*** Opening Given data ***

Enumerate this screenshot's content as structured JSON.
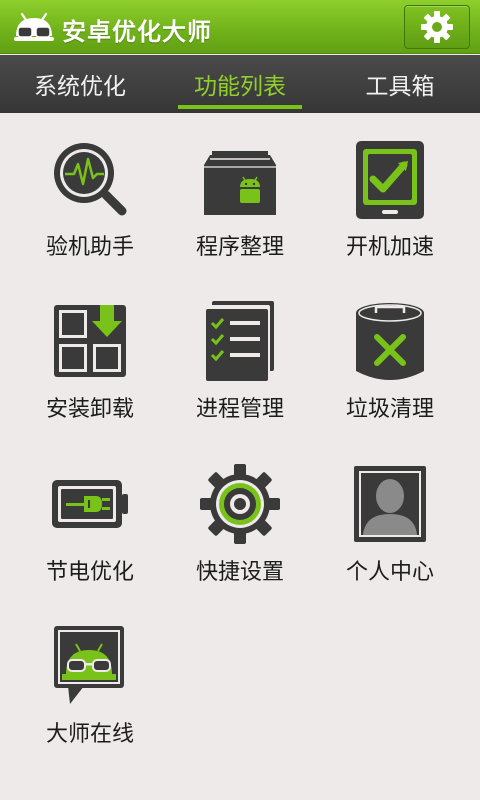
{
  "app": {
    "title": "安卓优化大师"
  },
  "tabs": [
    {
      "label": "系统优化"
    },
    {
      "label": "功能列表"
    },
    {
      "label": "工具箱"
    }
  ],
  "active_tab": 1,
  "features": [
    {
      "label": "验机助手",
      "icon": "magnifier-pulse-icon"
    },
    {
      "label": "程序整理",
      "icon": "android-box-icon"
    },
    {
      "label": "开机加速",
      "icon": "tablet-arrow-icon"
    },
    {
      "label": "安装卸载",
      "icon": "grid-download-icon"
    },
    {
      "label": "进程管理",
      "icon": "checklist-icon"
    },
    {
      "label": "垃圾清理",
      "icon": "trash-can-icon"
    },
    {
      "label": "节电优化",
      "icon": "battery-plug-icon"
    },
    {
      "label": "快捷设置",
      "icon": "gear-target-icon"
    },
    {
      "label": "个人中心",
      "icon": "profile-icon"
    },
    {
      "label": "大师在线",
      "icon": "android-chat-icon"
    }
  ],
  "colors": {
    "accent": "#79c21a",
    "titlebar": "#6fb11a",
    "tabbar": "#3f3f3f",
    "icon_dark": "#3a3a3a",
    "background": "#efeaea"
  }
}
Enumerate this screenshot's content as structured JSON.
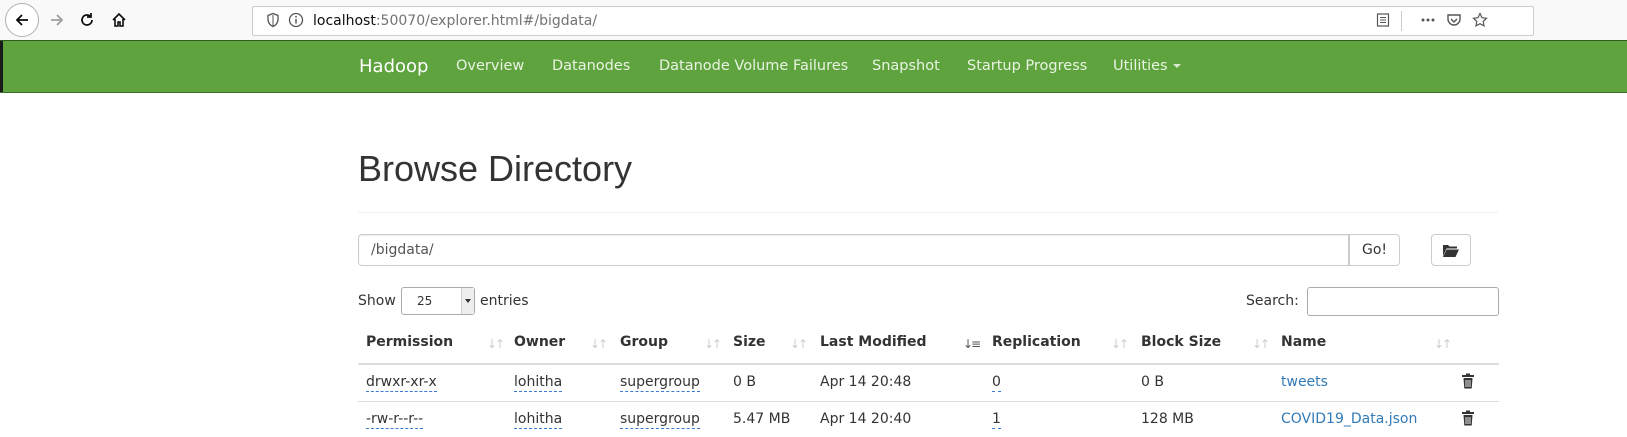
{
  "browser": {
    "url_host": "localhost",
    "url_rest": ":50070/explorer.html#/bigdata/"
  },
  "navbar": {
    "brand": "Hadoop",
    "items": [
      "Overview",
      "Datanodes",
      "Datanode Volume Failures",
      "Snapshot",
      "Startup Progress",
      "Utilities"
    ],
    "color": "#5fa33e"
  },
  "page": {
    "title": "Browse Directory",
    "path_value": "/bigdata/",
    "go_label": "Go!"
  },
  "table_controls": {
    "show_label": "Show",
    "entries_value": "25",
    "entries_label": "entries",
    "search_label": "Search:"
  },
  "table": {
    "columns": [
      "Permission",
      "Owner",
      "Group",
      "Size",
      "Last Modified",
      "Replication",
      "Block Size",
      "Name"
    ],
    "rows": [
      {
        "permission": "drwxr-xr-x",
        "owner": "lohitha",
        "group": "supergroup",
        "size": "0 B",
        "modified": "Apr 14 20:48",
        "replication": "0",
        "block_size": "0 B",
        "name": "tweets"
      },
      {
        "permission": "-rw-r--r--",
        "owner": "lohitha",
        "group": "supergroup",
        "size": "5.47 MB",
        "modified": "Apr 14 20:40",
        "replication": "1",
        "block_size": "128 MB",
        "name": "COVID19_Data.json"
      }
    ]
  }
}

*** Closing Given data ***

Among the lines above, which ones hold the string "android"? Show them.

• Output for this task
      "icon": "android-box-icon"
      "icon": "android-chat-icon"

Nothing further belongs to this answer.